Pressure grew yesterday on the US Defence Secretary, Donald Rumsfeld, to resign despite a declaration of support from President George Bush, who insisted his "steady leadership" was still required.
With six former generals calling for Mr Rumsfeld's resignation, accusing him of arrogance and poor management over his handling of the war in Iraq, Democrats yesterday sought to add to the pressure.
"My view is that the Secretary should step aside," New Mexico Governor Bill Richardson told the CBS's Face The Nation television programme. "Besides the fact that the Iraq war has been mismanaged ... we should listen to what these generals are saying."

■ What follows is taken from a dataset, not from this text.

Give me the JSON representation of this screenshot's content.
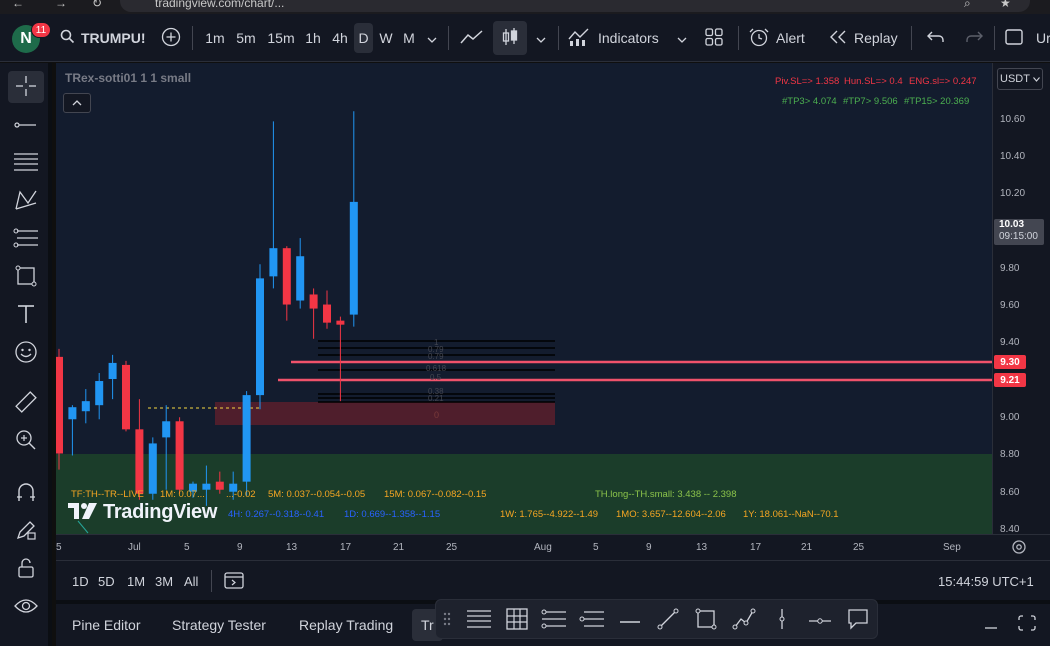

Those calling for Mr Rumsfeld to step aside include Major-General John Batiste, who commanded the 1st Infantry Division in Iraq, and Major-General Charles Swannack, who led the 82nd Airborne Division. The former Nato commander General Wesley Clark, who sought the Democratic nomination for the presidency in 2004, has also called for him to be replaced.
"These are six distinguished military officers," said Mr Richardson. "They basically are saying that Secretary Rumsfeld on issues relating to military strategy ... didn't listen to them. This reaches a new level ... of not being willing to admit mistakes, not being willing to change a course, policy that is just not working."

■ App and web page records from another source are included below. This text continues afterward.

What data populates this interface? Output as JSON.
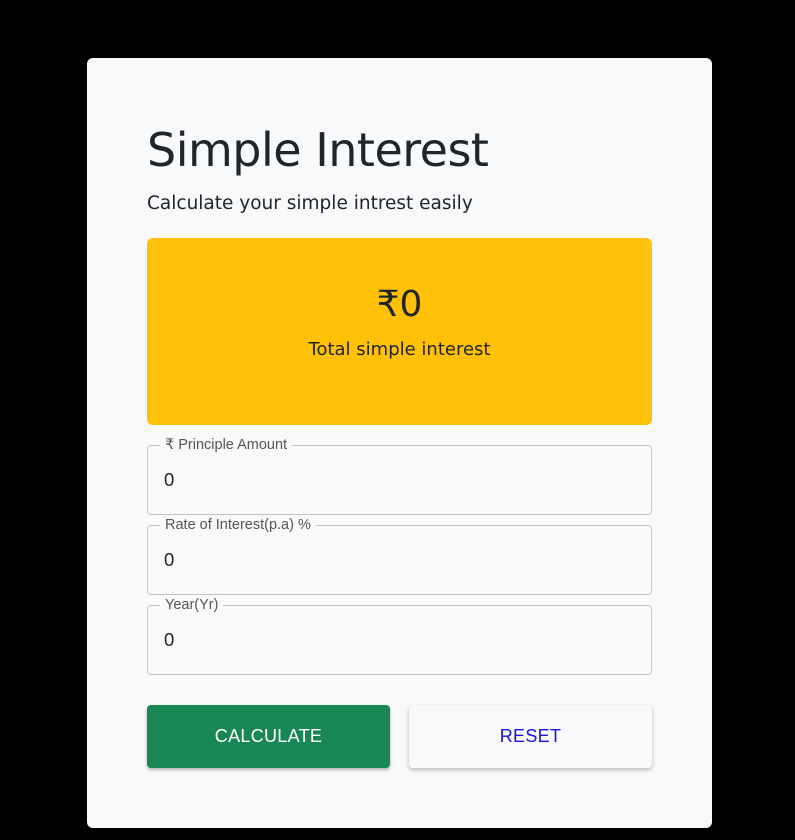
{
  "header": {
    "title": "Simple Interest",
    "subtitle": "Calculate your simple intrest easily"
  },
  "result": {
    "amount": "₹0",
    "label": "Total simple interest"
  },
  "fields": [
    {
      "label": "₹ Principle Amount",
      "value": "0"
    },
    {
      "label": "Rate of Interest(p.a) %",
      "value": "0"
    },
    {
      "label": "Year(Yr)",
      "value": "0"
    }
  ],
  "buttons": {
    "calculate_label": "CALCULATE",
    "reset_label": "RESET"
  },
  "colors": {
    "page_background": "#000000",
    "card_background": "#f8f9fa",
    "result_background": "#ffc107",
    "calculate_background": "#198754",
    "reset_text": "#1a12e0"
  }
}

Both the Republican party and the Pentagon hit back. In a memo released to civilian military analysts, the Pentagon maintained he did listen to advice from his commanders. "US senior military leaders are involved to an unprecedented degree in every decision-making process," it said.Reuse content